Dr. Holland ¿Holly¿ Banks has a successful psychiatric practice as the chief of Century Psychiatric Hospital and the President of the Schizophrenia Research Foundation. However, as the world seems to be falling apart, her own environs appears in worse shape as she hears voices in her head that drives her crazy because she is either losing her mind or is possessed. Jeff McQueen seeks Holly help because he hears voices inside his head and worries that he is losing his mind. He becomes her patient and shockingly they give each other relief from the voices as together they somehow can silence the noise especially when they touch. Almost as surprising the duo also can hear each other's every thought. Holly soon learns that she shares this gift with hundreds of people who are the voices in her head. However, Holly is unaware that her father is working with a senator to genetically manipulate this group to insure a future world of no lies controlled by this Congressman and his associates. As they fall in love and find comfort in each other¿s arms, Holland and Jeff try to stop the senator from destroying the world, as they know it. Though psychic control seems old with collectives like the Borg and the Damned and Corn children, Susan Squires provides a powerful refreshing tale. The lead couple is a delight, as few protagonists need each as much as this duo does. The metamorphosis from enemies to co-dependents to love is beautifully told. Though the senator seems too weak as a villain to pull off his dastardly plot, fans will believe Ms. Squires pulled off her clever plot. Harriet Klausner

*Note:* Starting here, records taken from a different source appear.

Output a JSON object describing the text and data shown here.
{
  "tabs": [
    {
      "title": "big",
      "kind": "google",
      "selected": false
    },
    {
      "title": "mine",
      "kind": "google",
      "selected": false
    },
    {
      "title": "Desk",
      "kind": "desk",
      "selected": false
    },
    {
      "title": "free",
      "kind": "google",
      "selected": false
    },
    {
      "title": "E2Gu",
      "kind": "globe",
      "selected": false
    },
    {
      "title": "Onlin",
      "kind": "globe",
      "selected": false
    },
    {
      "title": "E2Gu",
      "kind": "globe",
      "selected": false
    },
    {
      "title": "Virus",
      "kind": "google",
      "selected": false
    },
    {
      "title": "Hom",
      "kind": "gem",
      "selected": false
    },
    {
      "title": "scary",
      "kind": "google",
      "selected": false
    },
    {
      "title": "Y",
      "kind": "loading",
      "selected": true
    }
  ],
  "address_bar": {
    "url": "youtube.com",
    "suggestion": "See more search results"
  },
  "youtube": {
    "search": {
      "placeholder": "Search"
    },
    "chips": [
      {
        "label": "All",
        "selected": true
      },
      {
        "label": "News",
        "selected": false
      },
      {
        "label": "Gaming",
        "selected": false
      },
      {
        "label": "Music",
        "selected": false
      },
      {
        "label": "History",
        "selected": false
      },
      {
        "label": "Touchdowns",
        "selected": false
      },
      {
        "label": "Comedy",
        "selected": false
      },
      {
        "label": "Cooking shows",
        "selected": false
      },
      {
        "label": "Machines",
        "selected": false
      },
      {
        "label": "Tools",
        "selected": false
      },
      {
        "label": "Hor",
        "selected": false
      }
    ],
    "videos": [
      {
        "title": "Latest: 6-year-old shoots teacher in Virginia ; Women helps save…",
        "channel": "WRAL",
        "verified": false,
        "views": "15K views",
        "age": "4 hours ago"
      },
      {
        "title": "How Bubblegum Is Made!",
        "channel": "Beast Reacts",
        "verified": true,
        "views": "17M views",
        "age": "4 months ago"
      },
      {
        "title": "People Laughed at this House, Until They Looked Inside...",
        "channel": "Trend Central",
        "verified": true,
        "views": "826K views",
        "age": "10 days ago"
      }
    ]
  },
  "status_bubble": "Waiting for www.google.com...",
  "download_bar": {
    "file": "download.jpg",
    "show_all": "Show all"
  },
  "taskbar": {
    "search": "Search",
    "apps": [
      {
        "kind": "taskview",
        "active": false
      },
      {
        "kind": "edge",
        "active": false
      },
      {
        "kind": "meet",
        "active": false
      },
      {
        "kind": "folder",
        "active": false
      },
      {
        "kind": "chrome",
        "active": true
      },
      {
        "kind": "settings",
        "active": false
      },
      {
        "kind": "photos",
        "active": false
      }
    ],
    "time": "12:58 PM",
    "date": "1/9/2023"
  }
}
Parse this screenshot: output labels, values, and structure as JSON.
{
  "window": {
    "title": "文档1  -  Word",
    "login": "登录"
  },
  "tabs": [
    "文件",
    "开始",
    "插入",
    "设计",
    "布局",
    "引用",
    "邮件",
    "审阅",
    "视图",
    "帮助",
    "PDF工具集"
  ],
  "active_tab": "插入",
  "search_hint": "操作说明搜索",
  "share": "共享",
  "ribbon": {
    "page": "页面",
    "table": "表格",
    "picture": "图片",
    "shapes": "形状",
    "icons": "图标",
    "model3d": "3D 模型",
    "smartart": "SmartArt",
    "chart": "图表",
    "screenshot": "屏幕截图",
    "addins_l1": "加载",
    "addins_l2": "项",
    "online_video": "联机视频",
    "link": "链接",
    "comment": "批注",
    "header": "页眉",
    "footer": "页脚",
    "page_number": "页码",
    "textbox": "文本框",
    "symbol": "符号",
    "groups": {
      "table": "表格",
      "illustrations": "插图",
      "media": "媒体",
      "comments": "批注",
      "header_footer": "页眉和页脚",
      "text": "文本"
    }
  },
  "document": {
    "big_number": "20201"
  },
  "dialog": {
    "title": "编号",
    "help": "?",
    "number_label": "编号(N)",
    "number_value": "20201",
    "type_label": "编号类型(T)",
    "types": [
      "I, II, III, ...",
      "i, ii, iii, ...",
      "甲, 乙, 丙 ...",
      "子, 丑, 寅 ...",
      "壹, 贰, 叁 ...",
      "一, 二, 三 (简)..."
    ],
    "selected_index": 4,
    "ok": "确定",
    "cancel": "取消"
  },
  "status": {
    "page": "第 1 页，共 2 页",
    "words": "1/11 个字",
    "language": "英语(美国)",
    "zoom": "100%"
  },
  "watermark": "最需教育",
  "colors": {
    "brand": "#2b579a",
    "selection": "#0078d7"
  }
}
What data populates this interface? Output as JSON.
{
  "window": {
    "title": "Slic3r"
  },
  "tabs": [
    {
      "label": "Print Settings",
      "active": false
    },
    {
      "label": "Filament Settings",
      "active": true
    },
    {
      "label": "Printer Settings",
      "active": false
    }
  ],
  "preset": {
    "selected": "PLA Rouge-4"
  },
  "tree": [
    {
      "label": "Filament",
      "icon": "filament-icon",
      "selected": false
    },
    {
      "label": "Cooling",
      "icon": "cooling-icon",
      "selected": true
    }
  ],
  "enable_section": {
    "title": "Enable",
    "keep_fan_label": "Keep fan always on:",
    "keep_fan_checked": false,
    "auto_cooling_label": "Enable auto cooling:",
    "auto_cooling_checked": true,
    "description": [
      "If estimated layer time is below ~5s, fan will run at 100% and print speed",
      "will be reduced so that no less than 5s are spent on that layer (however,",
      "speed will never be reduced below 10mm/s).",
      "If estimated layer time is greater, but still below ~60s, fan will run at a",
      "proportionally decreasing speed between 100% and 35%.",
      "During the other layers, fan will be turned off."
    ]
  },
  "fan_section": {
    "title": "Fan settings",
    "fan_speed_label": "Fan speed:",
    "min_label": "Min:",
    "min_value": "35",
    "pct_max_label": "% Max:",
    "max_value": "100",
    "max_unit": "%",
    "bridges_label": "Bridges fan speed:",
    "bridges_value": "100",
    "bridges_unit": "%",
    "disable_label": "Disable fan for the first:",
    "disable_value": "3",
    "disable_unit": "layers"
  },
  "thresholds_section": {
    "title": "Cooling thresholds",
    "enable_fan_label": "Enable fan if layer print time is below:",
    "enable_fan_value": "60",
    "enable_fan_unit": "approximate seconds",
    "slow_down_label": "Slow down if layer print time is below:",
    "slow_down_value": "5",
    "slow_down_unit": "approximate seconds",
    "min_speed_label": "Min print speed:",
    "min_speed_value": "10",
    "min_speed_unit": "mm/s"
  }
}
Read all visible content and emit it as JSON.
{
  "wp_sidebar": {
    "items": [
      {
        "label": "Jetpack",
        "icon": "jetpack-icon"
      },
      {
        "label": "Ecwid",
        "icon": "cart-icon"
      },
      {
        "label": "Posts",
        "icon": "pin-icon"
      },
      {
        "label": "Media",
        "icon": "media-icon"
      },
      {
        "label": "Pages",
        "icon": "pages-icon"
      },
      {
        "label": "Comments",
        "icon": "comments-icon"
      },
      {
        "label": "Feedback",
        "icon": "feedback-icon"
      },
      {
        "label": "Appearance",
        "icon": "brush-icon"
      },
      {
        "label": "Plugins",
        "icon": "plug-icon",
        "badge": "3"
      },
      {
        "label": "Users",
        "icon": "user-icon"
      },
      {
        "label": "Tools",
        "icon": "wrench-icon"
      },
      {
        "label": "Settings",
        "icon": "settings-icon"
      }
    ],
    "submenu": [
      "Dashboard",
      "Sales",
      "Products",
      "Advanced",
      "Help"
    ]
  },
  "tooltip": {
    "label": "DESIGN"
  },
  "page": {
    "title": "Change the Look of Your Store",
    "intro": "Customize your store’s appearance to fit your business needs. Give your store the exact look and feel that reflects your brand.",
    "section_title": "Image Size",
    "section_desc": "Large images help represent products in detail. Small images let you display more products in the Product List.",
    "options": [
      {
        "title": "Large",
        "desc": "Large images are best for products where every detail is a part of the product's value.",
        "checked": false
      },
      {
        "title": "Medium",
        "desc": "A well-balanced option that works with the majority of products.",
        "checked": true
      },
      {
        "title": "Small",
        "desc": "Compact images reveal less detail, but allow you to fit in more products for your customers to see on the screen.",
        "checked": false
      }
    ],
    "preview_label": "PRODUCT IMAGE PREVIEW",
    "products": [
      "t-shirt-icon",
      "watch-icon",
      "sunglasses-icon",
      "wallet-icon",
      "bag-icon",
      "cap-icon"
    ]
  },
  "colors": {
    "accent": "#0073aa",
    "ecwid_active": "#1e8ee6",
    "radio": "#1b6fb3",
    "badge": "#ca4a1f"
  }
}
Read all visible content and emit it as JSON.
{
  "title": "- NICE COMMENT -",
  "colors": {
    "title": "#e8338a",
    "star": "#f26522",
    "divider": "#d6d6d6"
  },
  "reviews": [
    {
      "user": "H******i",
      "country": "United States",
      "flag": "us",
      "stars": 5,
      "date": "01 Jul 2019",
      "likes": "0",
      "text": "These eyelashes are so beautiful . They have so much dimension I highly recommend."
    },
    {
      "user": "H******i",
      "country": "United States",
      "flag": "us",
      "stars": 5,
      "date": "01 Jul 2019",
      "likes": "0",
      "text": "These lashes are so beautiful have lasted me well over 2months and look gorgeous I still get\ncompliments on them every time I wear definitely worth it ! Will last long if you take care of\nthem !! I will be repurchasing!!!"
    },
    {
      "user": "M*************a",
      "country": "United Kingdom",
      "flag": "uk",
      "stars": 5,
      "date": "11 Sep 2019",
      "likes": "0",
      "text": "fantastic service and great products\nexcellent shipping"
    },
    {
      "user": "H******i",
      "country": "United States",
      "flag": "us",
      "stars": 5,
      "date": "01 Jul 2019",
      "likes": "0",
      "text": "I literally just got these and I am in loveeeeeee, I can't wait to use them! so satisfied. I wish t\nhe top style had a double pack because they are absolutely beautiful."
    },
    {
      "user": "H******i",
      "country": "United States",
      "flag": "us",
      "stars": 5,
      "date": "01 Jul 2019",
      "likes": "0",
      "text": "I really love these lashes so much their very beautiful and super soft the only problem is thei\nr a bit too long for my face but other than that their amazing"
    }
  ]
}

Holland Banks, (Holly), has made a sucessful career for herself as a pschiatrist, despite the fact that she often feels like she is going insane herself. Voices clammer in her head, giving her little peace. It is not until she meets another person with a problem much like her own that she has hope of finding peace. ................. Jeff McQueen first encounters Holly when he attacks her and her father. Later, when he becomes her patient, Holly finds herself attracted to this strange man who is able to bring silence to her voices. When they touch, Holly and Jeff are able to find peace. They also find that they can hear each other's every thought. They are not the only ones though. Hundreds of people in the world have this blessed curse. Those people are the voices in their head. What is more alarming is that Holland's father is working with a corrupt senator to use as many of these people as possible in genetic manipulations and political schemes that could lead to a world wide nightmare. .............. Imagine, a world where no one could lie, not even the white, polite lies that are termed diplomacy. In a world built upon lies, the truth is the one thing that could destroy reality. Holland and Jeff must stop the senator from his scheme to control the world. The two lovers set off on a journey across the country, barely a step ahead of an enemy who can invade their very thoughts. .............. ***** One of the best things about Susan Squires is that she always creates a new way to tell stories. Her plot is exciting and thought provoking, and her characters realistic. From politics to religion, she covers all bases. There may be many books about psychics, but there is not one that is like NO MORE LIES. *****